AIM OF THE TASK —
Whenever a line in the data holds the string "screenshot", copy that line.

(Dataset rows describing interfaces)

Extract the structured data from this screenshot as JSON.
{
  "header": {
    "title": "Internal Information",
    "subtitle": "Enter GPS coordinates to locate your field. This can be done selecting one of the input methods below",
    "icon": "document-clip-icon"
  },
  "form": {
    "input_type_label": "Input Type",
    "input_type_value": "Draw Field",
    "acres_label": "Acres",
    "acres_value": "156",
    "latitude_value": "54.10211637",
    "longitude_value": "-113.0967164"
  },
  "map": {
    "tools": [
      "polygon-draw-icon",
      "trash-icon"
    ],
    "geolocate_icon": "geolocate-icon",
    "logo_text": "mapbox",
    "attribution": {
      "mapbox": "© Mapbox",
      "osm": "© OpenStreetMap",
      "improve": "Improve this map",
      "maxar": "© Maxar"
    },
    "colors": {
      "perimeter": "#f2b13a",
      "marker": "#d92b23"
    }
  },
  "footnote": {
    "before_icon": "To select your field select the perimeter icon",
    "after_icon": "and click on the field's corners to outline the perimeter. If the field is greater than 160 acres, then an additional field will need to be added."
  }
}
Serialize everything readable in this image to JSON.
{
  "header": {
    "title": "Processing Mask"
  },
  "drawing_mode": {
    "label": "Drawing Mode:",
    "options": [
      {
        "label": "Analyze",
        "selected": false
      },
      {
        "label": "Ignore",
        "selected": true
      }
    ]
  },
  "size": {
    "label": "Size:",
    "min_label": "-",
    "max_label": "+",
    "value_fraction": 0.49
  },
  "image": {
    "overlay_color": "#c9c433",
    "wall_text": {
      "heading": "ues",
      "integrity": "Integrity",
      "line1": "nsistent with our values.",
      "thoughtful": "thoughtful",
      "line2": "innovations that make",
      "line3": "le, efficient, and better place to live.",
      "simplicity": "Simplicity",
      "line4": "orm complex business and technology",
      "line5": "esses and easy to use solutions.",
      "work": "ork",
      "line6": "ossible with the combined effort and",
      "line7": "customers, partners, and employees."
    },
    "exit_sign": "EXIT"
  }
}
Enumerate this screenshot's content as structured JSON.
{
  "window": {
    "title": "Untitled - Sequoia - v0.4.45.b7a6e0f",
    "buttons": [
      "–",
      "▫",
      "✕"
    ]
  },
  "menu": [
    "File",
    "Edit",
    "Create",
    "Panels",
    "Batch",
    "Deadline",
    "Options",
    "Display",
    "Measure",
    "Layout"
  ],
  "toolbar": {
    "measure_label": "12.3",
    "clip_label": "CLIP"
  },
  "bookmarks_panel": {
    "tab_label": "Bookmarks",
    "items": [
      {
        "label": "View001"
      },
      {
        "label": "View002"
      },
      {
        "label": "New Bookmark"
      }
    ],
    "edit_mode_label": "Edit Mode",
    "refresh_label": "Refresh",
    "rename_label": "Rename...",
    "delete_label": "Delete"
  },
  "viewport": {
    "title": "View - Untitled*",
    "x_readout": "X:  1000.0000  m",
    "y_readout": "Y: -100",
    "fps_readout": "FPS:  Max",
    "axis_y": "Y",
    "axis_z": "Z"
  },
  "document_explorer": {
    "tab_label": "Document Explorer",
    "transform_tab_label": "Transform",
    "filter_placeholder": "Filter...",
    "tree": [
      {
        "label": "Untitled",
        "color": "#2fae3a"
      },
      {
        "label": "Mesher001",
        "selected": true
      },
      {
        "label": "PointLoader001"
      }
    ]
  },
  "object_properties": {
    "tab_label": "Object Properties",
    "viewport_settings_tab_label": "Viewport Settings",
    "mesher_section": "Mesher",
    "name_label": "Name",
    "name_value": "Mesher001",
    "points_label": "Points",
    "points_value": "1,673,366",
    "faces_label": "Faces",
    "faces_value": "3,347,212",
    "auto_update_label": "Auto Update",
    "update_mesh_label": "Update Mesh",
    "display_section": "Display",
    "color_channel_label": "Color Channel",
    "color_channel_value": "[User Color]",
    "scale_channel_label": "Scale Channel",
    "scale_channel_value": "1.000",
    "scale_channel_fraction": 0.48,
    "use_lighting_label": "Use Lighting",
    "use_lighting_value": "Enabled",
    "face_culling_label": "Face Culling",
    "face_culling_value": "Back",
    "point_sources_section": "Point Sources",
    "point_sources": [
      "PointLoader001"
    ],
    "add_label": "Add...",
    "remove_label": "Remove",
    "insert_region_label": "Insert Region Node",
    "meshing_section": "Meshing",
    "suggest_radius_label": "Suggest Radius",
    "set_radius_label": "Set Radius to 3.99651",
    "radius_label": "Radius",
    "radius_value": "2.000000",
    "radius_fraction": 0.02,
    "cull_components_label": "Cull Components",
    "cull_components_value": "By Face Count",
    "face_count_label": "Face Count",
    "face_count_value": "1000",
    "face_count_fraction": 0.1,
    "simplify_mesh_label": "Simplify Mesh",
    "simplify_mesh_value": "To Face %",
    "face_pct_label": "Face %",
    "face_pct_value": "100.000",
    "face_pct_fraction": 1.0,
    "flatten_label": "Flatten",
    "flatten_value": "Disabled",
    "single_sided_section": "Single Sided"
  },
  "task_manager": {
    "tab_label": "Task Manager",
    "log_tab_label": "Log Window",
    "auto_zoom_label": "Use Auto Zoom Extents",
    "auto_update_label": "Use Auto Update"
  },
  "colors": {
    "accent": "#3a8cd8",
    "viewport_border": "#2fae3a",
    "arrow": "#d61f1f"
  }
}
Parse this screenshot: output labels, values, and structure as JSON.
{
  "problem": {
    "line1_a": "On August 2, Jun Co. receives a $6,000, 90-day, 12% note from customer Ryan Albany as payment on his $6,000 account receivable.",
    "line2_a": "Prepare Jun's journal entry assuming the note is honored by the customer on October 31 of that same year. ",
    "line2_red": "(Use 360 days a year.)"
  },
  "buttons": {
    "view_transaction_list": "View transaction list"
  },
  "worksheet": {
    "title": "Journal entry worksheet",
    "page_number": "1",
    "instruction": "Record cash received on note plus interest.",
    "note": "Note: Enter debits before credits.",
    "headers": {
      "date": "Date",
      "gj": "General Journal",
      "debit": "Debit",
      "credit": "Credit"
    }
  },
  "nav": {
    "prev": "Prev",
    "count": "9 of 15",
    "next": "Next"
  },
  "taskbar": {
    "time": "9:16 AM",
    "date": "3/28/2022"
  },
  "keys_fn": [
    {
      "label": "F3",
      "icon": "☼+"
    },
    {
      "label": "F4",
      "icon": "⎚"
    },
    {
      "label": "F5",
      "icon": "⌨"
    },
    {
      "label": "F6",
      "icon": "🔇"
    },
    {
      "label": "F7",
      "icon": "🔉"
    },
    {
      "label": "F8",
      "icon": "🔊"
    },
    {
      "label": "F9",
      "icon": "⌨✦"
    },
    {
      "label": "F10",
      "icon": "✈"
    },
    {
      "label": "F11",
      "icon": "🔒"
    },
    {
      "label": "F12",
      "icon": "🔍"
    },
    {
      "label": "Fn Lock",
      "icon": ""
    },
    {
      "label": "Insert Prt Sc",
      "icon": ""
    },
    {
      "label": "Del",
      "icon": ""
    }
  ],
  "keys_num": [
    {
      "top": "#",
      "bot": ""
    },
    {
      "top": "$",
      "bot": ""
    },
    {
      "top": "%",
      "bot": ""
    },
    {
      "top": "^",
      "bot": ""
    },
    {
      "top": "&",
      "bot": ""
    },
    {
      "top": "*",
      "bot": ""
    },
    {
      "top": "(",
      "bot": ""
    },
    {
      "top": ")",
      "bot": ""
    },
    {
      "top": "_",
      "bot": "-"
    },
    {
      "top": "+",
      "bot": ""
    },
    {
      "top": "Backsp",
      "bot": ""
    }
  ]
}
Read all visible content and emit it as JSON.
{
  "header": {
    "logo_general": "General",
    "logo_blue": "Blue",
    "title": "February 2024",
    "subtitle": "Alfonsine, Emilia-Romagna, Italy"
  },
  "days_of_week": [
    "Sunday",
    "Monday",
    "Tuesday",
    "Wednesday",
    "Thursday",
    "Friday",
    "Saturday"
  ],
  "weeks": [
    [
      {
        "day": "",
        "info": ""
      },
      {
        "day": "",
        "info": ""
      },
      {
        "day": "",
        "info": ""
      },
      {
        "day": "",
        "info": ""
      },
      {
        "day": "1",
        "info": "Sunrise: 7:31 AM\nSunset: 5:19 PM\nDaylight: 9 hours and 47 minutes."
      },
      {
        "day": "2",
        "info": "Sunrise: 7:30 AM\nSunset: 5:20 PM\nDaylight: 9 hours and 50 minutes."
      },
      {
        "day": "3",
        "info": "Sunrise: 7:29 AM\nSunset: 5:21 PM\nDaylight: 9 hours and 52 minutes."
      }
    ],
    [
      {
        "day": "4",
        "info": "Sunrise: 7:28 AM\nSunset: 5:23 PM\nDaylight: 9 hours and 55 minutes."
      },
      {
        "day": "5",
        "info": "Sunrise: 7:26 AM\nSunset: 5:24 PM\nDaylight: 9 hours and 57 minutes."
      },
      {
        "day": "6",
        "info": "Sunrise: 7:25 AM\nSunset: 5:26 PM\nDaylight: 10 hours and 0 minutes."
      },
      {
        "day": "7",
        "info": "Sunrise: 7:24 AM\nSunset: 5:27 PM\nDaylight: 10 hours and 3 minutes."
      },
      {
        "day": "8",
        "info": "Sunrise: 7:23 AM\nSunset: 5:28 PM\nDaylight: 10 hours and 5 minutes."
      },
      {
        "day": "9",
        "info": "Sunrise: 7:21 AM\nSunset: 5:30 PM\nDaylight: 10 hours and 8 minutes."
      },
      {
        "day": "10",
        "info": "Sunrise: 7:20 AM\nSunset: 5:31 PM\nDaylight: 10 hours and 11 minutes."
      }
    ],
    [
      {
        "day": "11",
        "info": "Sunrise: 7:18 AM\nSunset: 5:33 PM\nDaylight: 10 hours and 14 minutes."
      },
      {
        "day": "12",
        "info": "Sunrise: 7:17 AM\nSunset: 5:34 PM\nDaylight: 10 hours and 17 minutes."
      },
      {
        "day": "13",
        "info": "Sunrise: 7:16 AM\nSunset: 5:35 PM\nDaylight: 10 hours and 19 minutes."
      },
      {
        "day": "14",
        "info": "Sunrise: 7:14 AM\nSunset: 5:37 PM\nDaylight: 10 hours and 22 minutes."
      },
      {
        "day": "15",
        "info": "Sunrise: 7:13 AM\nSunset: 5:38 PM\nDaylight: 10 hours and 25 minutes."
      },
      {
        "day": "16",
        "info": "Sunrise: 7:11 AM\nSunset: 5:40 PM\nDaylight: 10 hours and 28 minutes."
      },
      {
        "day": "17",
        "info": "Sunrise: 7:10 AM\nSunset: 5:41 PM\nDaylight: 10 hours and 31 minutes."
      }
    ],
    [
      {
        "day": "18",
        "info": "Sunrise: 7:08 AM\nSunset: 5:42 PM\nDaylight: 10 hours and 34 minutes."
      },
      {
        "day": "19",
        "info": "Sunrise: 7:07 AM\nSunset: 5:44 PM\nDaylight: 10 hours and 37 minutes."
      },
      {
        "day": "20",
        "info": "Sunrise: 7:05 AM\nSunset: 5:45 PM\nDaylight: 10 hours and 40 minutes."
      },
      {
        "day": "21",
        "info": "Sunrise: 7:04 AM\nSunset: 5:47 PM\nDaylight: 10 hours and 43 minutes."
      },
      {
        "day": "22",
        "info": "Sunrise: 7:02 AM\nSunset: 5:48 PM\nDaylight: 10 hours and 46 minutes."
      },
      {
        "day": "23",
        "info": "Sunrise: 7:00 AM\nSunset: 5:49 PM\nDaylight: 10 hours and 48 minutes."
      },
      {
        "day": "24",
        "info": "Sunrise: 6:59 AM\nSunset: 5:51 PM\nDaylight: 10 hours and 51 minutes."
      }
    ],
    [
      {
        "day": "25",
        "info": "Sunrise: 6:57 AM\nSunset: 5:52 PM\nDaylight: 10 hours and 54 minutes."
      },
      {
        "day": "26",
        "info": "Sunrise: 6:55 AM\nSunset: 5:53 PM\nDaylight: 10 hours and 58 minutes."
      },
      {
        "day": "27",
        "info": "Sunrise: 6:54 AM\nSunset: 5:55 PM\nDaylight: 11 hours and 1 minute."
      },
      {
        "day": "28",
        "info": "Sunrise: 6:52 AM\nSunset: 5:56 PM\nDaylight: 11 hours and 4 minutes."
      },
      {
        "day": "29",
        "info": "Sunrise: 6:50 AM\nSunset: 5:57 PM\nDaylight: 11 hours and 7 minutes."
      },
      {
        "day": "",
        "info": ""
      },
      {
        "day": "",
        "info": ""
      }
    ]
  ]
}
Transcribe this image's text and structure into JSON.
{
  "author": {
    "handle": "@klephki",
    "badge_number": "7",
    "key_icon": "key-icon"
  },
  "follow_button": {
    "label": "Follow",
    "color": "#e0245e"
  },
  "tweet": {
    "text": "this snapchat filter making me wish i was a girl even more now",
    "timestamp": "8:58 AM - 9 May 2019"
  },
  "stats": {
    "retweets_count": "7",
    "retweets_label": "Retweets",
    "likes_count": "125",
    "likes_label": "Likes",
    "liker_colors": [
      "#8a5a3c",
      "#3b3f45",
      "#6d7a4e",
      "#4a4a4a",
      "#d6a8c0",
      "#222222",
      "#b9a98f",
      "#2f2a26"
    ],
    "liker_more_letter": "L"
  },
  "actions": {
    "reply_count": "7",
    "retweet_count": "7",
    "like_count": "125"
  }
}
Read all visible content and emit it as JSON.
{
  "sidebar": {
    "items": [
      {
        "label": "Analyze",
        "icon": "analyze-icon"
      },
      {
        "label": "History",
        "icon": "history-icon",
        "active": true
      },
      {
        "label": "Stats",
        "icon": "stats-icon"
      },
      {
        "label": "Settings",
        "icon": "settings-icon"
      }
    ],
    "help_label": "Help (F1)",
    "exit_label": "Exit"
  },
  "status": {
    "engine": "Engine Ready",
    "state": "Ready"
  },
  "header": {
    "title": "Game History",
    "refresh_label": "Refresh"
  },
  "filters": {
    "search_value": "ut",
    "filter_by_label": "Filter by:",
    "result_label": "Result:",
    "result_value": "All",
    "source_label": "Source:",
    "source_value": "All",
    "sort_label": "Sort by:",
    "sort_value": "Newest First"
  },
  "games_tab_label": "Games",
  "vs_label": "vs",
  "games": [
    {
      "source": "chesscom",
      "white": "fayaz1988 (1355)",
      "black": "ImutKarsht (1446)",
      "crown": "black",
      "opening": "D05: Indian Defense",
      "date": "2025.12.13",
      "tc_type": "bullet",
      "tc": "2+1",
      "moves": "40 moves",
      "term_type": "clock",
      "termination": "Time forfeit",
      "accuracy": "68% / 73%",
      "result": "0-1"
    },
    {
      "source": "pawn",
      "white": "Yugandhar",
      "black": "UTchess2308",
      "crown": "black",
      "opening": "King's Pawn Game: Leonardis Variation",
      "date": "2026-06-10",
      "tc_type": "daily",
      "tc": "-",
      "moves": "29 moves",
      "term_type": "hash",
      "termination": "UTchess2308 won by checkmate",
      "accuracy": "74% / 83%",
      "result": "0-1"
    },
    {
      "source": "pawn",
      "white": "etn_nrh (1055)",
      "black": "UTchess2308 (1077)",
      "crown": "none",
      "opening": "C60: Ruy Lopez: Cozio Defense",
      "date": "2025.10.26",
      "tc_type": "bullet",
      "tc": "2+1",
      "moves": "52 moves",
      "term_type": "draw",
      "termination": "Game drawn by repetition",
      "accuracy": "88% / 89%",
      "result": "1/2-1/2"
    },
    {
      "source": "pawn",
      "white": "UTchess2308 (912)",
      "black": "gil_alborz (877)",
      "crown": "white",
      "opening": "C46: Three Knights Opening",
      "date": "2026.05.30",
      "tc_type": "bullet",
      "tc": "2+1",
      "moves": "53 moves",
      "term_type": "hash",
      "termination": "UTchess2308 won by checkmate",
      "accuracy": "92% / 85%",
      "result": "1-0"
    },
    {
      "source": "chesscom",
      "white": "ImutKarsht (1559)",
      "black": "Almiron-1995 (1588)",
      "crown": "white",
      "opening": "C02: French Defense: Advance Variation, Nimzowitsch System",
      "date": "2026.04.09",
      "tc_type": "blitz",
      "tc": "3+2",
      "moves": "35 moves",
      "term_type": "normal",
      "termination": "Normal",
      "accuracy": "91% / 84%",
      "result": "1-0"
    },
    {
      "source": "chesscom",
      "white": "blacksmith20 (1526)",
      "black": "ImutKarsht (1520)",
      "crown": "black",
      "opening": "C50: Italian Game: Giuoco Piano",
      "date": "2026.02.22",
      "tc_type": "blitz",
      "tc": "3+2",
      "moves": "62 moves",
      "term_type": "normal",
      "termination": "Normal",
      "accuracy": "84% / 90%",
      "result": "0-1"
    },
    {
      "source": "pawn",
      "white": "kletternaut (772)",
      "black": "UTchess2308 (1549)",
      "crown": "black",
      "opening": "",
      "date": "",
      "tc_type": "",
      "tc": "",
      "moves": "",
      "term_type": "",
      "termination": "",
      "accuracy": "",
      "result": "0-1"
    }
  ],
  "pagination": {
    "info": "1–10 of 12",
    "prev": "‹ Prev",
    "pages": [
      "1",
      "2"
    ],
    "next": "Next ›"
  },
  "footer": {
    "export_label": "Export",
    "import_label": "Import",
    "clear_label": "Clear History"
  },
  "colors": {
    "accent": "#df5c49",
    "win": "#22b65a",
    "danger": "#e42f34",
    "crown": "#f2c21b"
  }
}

SOLUTION —
Extract the structured data from this screenshot as JSON.
Enumerate this screenshot's content as structured JSON.
Parse this screenshot: output labels, values, and structure as JSON.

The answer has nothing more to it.